design of a nuclear icebreaker with improved icebreaking
capability and variable draught (from 10.5 m in deep
waters to 8.5 m in shallow ones). This variable draught
would allow this icebreaker to operate not only in Arctic
seas, but also in the mouths of northern rivers. The new
nuclear facility – RITM-200 – developed by OKBM
Afrikantov for this icebreaker includes two integral PWRs
of 175 MWth each; its lifetime makes up to 40 years and its
period of continuous operation is 26,000 hours.
Icebreaker parameters are: displacement – 23,000 t;
length – 172.2 m, width – 33 m, height – 15 m, speed – 22
knots. This ship – that would allow for up to 6 months of
independent sailing – is intended for operation in the
Western Arctic (Barents Sea, Pechora Sea, Kara Sea, mouth
of the Yenissei and the Ob Bay region). This pilot icebreaker
Arktika (Figure 1), already afloat, is currently
under construction at the Baltic Plant, as well as two serial
icebreakers of the same design, Sibir (Arktika’s successor
on the berth) and Ural (keel laid). As by late 2017, their
commissioning was expected between 2019 and 2021.
| | Fig. 1.
Launching of the new Arktika, 2016.
Revised version of a
paper presented at
the Annual Meeting
of Nuclear Technology
(AMNT 2017), Berlin.
ENERGY POLICY, ECONOMY AND LAW
Ship Year of commissioning Power facility Current status
Lenin 1959 2 OK-900 reactors,
32.4 MW (44,000 hp)
Arktika 1975 2 reactors,
55 MW (75,000 hp)
Decommissioned in 1989
Museum since 2010
Decommissioned in 2008
Sibir 1977 same Decommissioned in 1992
Sent for disposal in 2016
Rossiya 1985 same Decommissioned in 2013
Sovetsky Soyuz 1989 same Decommissioned in 2010
Restoration being considered
Yamal 1989 2 OK-900A reactors In operation
Taymyr 1989 KLT-40 reactor,
36.8 MW (50,000 hp.)
Vaygach 1990 same In operation
50 Let Pobedy 2007 2 reactors,
55 MW (75,000 hp)
Sevmorput (LASH) 1988 29.4 MW (39,000 hp) In operation
(restored in 2013–2015
| | Tab. 1.

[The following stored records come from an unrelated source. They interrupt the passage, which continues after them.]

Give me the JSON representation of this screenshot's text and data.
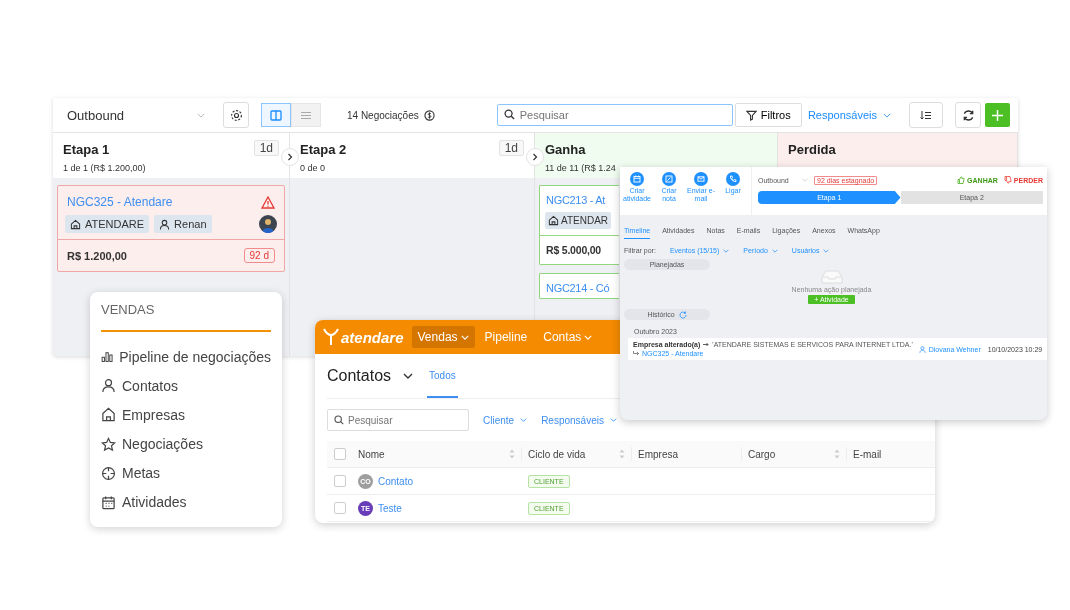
{
  "pipeline": {
    "selector": "Outbound",
    "views": [
      {
        "kind": "columns",
        "selected": true
      },
      {
        "kind": "list",
        "selected": false
      }
    ],
    "deal_count": "14 Negociações",
    "search": {
      "placeholder": "Pesquisar"
    },
    "filters_button": "Filtros",
    "owners_dropdown": "Responsáveis",
    "columns": [
      {
        "title": "Etapa 1",
        "duration": "1d",
        "summary": "1 de 1 (R$ 1.200,00)",
        "kind": "open",
        "cards": [
          {
            "title": "NGC325 - Atendare",
            "alert": true,
            "avatar": true,
            "tags": [
              {
                "kind": "company",
                "label": "ATENDARE"
              },
              {
                "kind": "person",
                "label": "Renan"
              }
            ],
            "value": "R$ 1.200,00",
            "age": "92 d"
          }
        ]
      },
      {
        "title": "Etapa 2",
        "duration": "1d",
        "summary": "0 de 0",
        "kind": "open"
      },
      {
        "title": "Ganha",
        "summary": "11 de 11 (R$ 1.24",
        "kind": "won",
        "cards": [
          {
            "title": "NGC213 - At",
            "tags": [
              {
                "kind": "company",
                "label": "ATENDAR"
              }
            ],
            "value": "R$ 5.000,00"
          },
          {
            "title": "NGC214 - Có"
          }
        ]
      },
      {
        "title": "Perdida",
        "kind": "lost"
      }
    ]
  },
  "sales_menu": {
    "heading": "VENDAS",
    "items": [
      {
        "kind": "chart",
        "label": "Pipeline de negociações"
      },
      {
        "kind": "person",
        "label": "Contatos"
      },
      {
        "kind": "home",
        "label": "Empresas"
      },
      {
        "kind": "star",
        "label": "Negociações"
      },
      {
        "kind": "target",
        "label": "Metas"
      },
      {
        "kind": "calendar",
        "label": "Atividades"
      }
    ]
  },
  "contacts_window": {
    "logo": "atendare",
    "nav": [
      {
        "label": "Vendas",
        "selected": true,
        "dropdown": true
      },
      {
        "label": "Pipeline",
        "selected": false,
        "dropdown": false
      },
      {
        "label": "Contas",
        "selected": false,
        "dropdown": true
      }
    ],
    "title": "Contatos",
    "views": [
      {
        "label": "Todos",
        "selected": true
      }
    ],
    "search": {
      "placeholder": "Pesquisar"
    },
    "filters": [
      "Cliente",
      "Responsáveis"
    ],
    "select_all": {
      "checked": false
    },
    "columns": [
      {
        "label": "Nome",
        "sortable": true
      },
      {
        "label": "Ciclo de vida",
        "sortable": true
      },
      {
        "label": "Empresa"
      },
      {
        "label": "Cargo",
        "sortable": true
      },
      {
        "label": "E-mail"
      }
    ],
    "rows": [
      {
        "checked": false,
        "initials": "CO",
        "color": "#9e9e9e",
        "name": "Contato",
        "stage": "CLIENTE"
      },
      {
        "checked": false,
        "initials": "TE",
        "color": "#6a3db8",
        "name": "Teste",
        "stage": "CLIENTE"
      }
    ]
  },
  "deal_window": {
    "actions": [
      {
        "kind": "calendar",
        "label": "Criar atividade"
      },
      {
        "kind": "note",
        "label": "Criar nota"
      },
      {
        "kind": "mail",
        "label": "Enviar e-mail"
      },
      {
        "kind": "phone",
        "label": "Ligar"
      }
    ],
    "pipeline": "Outbound",
    "stagnation": "92 dias estagnado",
    "win": "GANHAR",
    "lose": "PERDER",
    "stages": [
      {
        "label": "Etapa 1",
        "selected": true
      },
      {
        "label": "Etapa 2",
        "selected": false
      }
    ],
    "tabs": [
      {
        "label": "Timeline",
        "selected": true
      },
      {
        "label": "Atividades",
        "selected": false
      },
      {
        "label": "Notas",
        "selected": false
      },
      {
        "label": "E-mails",
        "selected": false
      },
      {
        "label": "Ligações",
        "selected": false
      },
      {
        "label": "Anexos",
        "selected": false
      },
      {
        "label": "WhatsApp",
        "selected": false
      }
    ],
    "filter_label": "Filtrar por:",
    "filters": [
      "Eventos (15/15)",
      "Período",
      "Usuários"
    ],
    "planned": {
      "heading": "Planejadas",
      "empty": "Nenhuma ação planejada",
      "button": "+ Atividade"
    },
    "history": {
      "heading": "Histórico",
      "month": "Outubro 2023",
      "event": {
        "title": "Empresa alterado(a)",
        "value": "'ATENDARE SISTEMAS E SERVICOS PARA INTERNET LTDA.'",
        "deal": "NGC325 - Atendare",
        "user": "Diovana Wehner",
        "date": "10/10/2023 10:29"
      }
    }
  }
}
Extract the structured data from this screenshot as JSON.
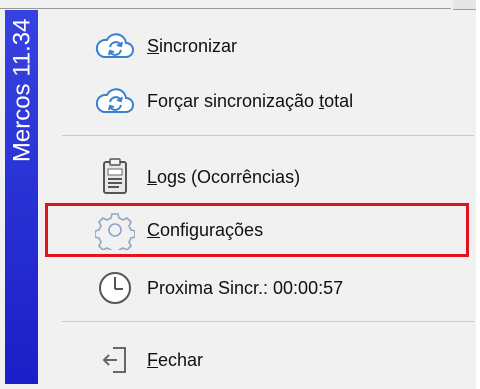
{
  "sidebar": {
    "title": "Mercos 11.34",
    "color": "#2a31d6"
  },
  "menu": {
    "items": [
      {
        "label": "Sincronizar",
        "accel": "S",
        "icon": "cloud-sync-icon"
      },
      {
        "label": "Forçar sincronização total",
        "accel": "t",
        "icon": "cloud-sync-icon"
      },
      {
        "label": "Logs (Ocorrências)",
        "accel": "L",
        "icon": "clipboard-icon"
      },
      {
        "label": "Configurações",
        "accel": "C",
        "icon": "gear-icon"
      },
      {
        "label": "Proxima Sincr.:  00:00:57",
        "icon": "clock-icon"
      },
      {
        "label": "Fechar",
        "accel": "F",
        "icon": "exit-icon"
      }
    ],
    "highlight_color": "#e0131f"
  }
}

Russian civil nuclear fleet.
Energy Policy, Economy and Law
Russian Nuclear Energy Technologies for the Development of the Arctic ı Andrej Yurjewitsch Gagarinskiy